An Australian-British neuroscientist is among four winners of a top accolade celebrating their work on pioneering migraine research.
The group, from the UK, Denmark, Sweden and the US, are credited with discovering a key mechanism that causes migraine, leading to revolutionary new treatments.
Their work stretches some 40 years and has specifically focused on women, who are disproportionately affected by the condition.
Peter Goadsby, a professor at King’s College London, said he was “very honoured” to receive the Brain Prize, regarded as the “Nobel” of neuroscience and worth around £1.1 million.
More than a billion people in the world suffer with migraines and three females for every male experience them, he said.
“Migraine is common, it’s disabling, that’s why it’s important,” he said.
“When we started out our research, people would look at you – well they still do a little bit – they look at you as crazy, that you were going to take an interest in headache disorders.”
Fellow winner Professor Jes Olesen, from the University of Copenhagen, Denmark, suggested that the issue had not been taken seriously because the condition mostly struck women and relates to menstruation.
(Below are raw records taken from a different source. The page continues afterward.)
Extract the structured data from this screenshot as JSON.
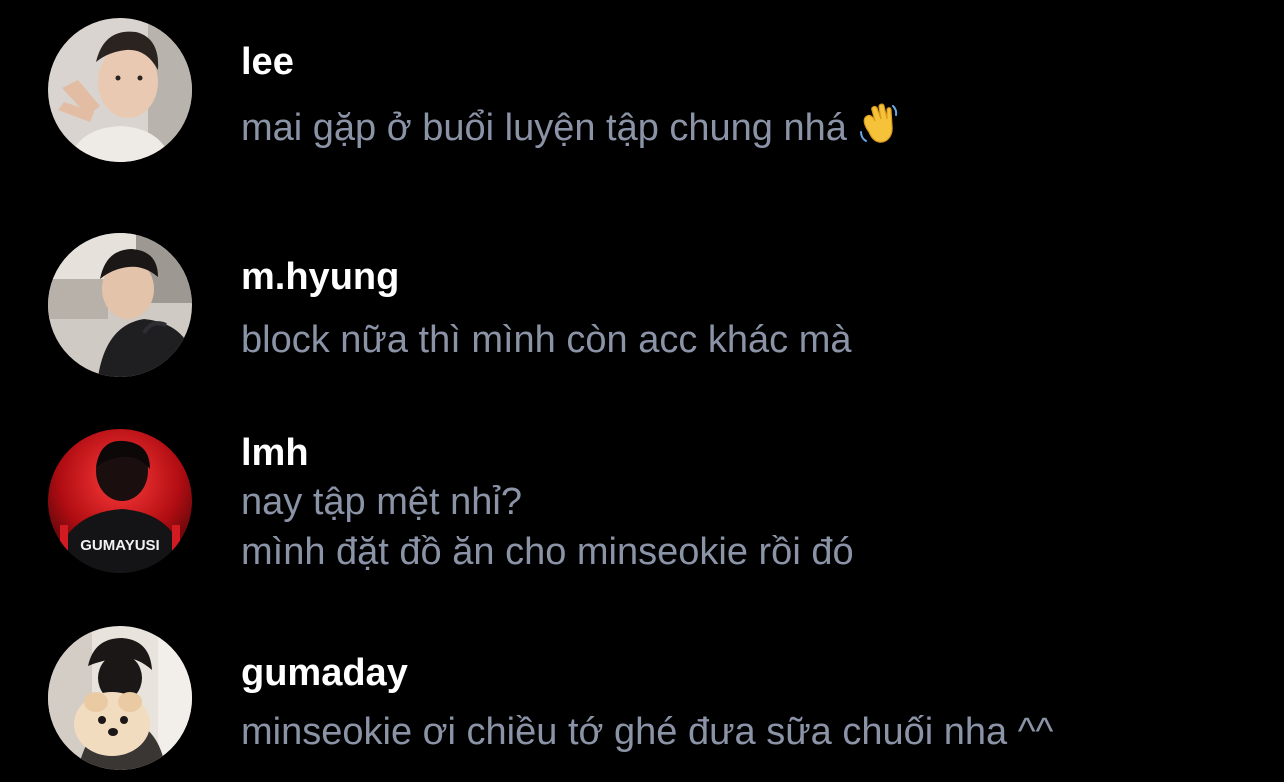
{
  "threads": [
    {
      "username": "lee",
      "lines": [
        "mai gặp ở buổi luyện tập chung nhá"
      ],
      "emoji": "waving-hand-icon"
    },
    {
      "username": "m.hyung",
      "lines": [
        "block nữa thì mình còn acc khác mà"
      ]
    },
    {
      "username": "lmh",
      "lines": [
        "nay tập mệt nhỉ?",
        "mình đặt đồ ăn cho minseokie rồi đó"
      ],
      "jersey_text": "GUMAYUSI"
    },
    {
      "username": "gumaday",
      "lines": [
        "minseokie ơi chiều tớ ghé đưa sữa chuối nha ^^"
      ]
    }
  ],
  "colors": {
    "background": "#000000",
    "username": "#ffffff",
    "message": "#8b93a7"
  }
}
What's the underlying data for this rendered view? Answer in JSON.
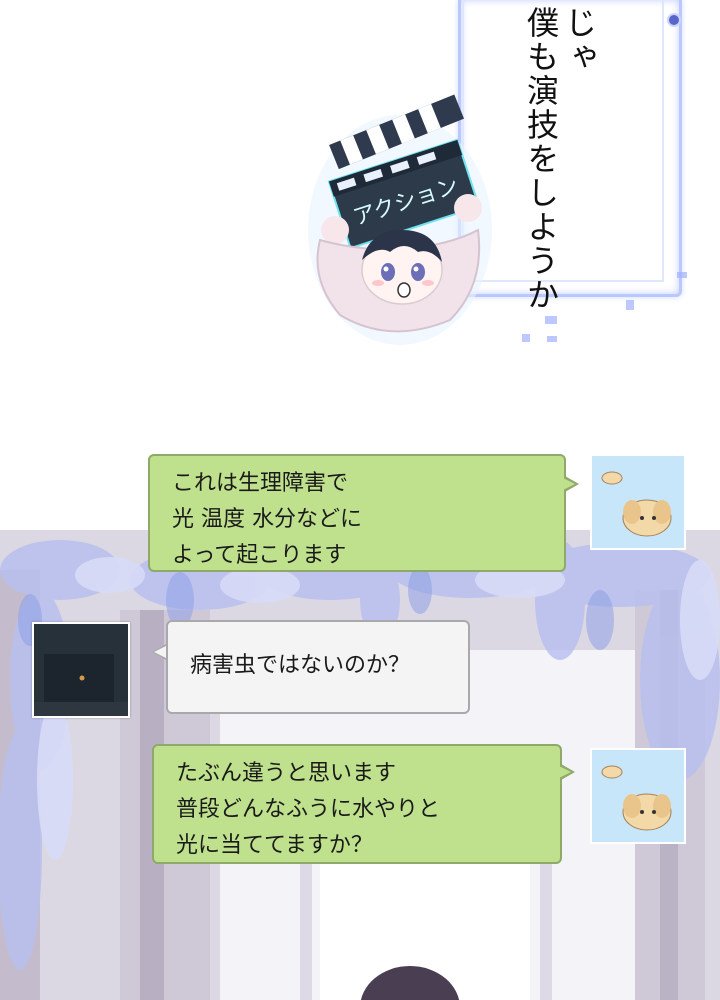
{
  "panel_top": {
    "vertical_caption": "じゃ\n僕も演技をしようか",
    "clapperboard_text": "アクション"
  },
  "chat": {
    "messages": [
      {
        "side": "right",
        "style": "green",
        "lines": [
          "これは生理障害で",
          "光 温度 水分などに",
          "よって起こります"
        ],
        "avatar": "puppy-avatar"
      },
      {
        "side": "left",
        "style": "white",
        "lines": [
          "病害虫ではないのか？"
        ],
        "avatar": "dark-avatar"
      },
      {
        "side": "right",
        "style": "green",
        "lines": [
          "たぶん違うと思います",
          "普段どんなふうに水やりと",
          "光に当ててますか？"
        ],
        "avatar": "puppy-avatar"
      }
    ]
  },
  "colors": {
    "bubble_green": "#bfe08c",
    "bubble_white": "#f4f4f5",
    "frame_blue": "#b9c9ff",
    "avatar_sky": "#c8e6f9"
  }
}
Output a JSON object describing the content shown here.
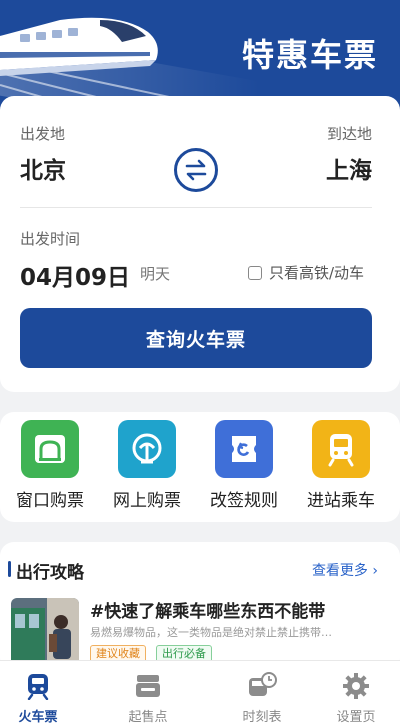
{
  "header": {
    "title": "特惠车票"
  },
  "search": {
    "from_label": "出发地",
    "to_label": "到达地",
    "from_city": "北京",
    "to_city": "上海",
    "date_label": "出发时间",
    "date_value": "04月09日",
    "date_hint": "明天",
    "high_speed_label": "只看高铁/动车",
    "query_button": "查询火车票"
  },
  "services": [
    {
      "label": "窗口购票",
      "icon": "ticket-window-icon",
      "color": "#3fb354"
    },
    {
      "label": "网上购票",
      "icon": "railway-logo-icon",
      "color": "#1fa3cc"
    },
    {
      "label": "改签规则",
      "icon": "exchange-ticket-icon",
      "color": "#3f6fd8"
    },
    {
      "label": "进站乘车",
      "icon": "train-front-icon",
      "color": "#f2b417"
    }
  ],
  "guide": {
    "title": "出行攻略",
    "more": "查看更多",
    "article": {
      "title": "#快速了解乘车哪些东西不能带",
      "desc": "易燃易爆物品，这一类物品是绝对禁止禁止携带…",
      "tags": [
        "建议收藏",
        "出行必备"
      ]
    }
  },
  "tabbar": [
    {
      "label": "火车票",
      "icon": "train-icon",
      "active": true
    },
    {
      "label": "起售点",
      "icon": "ticket-stack-icon",
      "active": false
    },
    {
      "label": "时刻表",
      "icon": "train-clock-icon",
      "active": false
    },
    {
      "label": "设置页",
      "icon": "gear-icon",
      "active": false
    }
  ],
  "colors": {
    "primary": "#1d4a9b",
    "background": "#f1f2f4",
    "link": "#2a63c9"
  }
}
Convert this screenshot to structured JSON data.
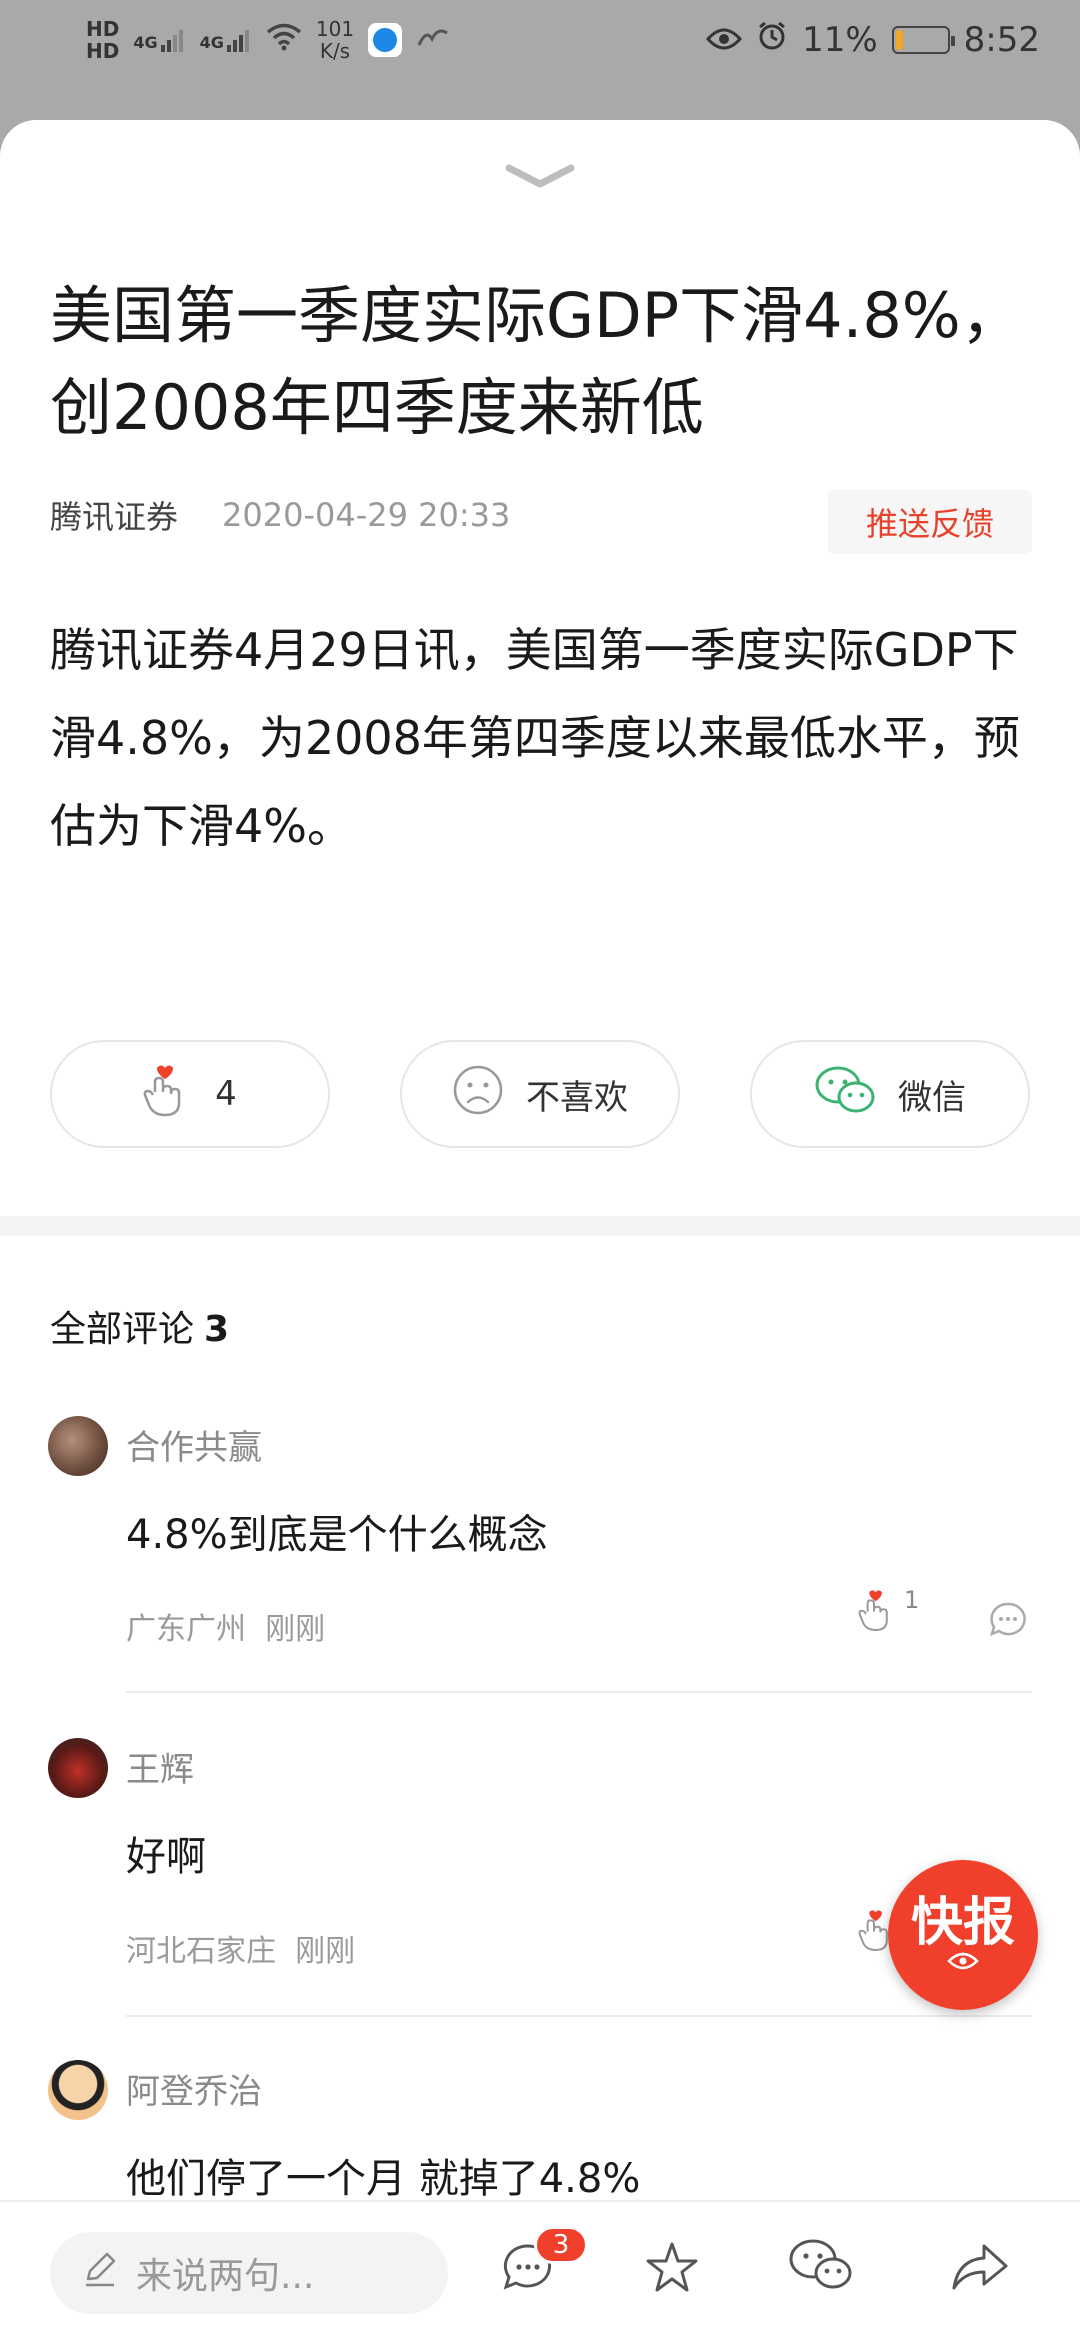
{
  "status_bar": {
    "hd1": "HD",
    "hd2": "HD",
    "net1": "4G",
    "net2": "4G",
    "speed_value": "101",
    "speed_unit": "K/s",
    "battery_pct": "11%",
    "time": "8:52",
    "battery_fill": 0.11,
    "battery_color": "#f5a623"
  },
  "article": {
    "title": "美国第一季度实际GDP下滑4.8%，创2008年四季度来新低",
    "source": "腾讯证券",
    "time": "2020-04-29 20:33",
    "feedback_label": "推送反馈",
    "body": "腾讯证券4月29日讯，美国第一季度实际GDP下滑4.8%，为2008年第四季度以来最低水平，预估为下滑4%。"
  },
  "actions": {
    "like_count": "4",
    "dislike_label": "不喜欢",
    "wechat_label": "微信"
  },
  "comments": {
    "header_label": "全部评论",
    "count": "3",
    "items": [
      {
        "name": "合作共赢",
        "text": "4.8%到底是个什么概念",
        "location": "广东广州",
        "time": "刚刚",
        "likes": "1"
      },
      {
        "name": "王辉",
        "text": "好啊",
        "location": "河北石家庄",
        "time": "刚刚",
        "likes": ""
      },
      {
        "name": "阿登乔治",
        "text": "他们停了一个月 就掉了4.8%",
        "location": "",
        "time": "",
        "likes": ""
      }
    ]
  },
  "floating": {
    "kuaibao_label": "快报"
  },
  "bottom_bar": {
    "input_placeholder": "来说两句...",
    "comment_badge": "3"
  },
  "colors": {
    "accent_red": "#f0402c",
    "feedback_red": "#e8412c",
    "wechat_green": "#3cb371"
  }
}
“In the past it’s been male dominance in all decisive organs, be it in deciding healthcare policies, deciding on funding, deciding on acceptance of scientific papers in journals,” he explained.
Four decades of research paved the way for the development of entirely new classes of migraine-specific drugs which are now on the market and are already radically improving the lives of sufferers.
“I’m humbled by the emails we get from patients whose lives changed by these medicines, we haven’t changed them all, we’ve only just started,” Prof Goadsby added.
The development of calcitonin gene-related peptide (CGRP) antagonist drugs has opened a new era in migraine research and therapy.
Although they do not cure migraine, they markedly improve the quality of life of many migraineurs.
Professor Michael Moskowitz, at the Harvard Medical School in Massachusetts, and Professor Lars Edvinsson, at Lund University, Sweden, were also named winners of the award, which is presented each year by Denmark’s Lundbeck Foundation.
Professor Richard Morris, chairman of the prize’s selection committee, said: “Migraine is one of the most common and disabling neurological conditions affecting humans.
“The work of the four recipients contributed to the clinically effective classification of the various types of this disorder, and then to unravelling the key mechanisms that cause it.
“This understanding led to the development of a novel therapy and has opened windows into future ones.
“Their work on migraine is a remarkable example of bedside-to-bench-to-bedside research that has yielded tangible clinical benefit.”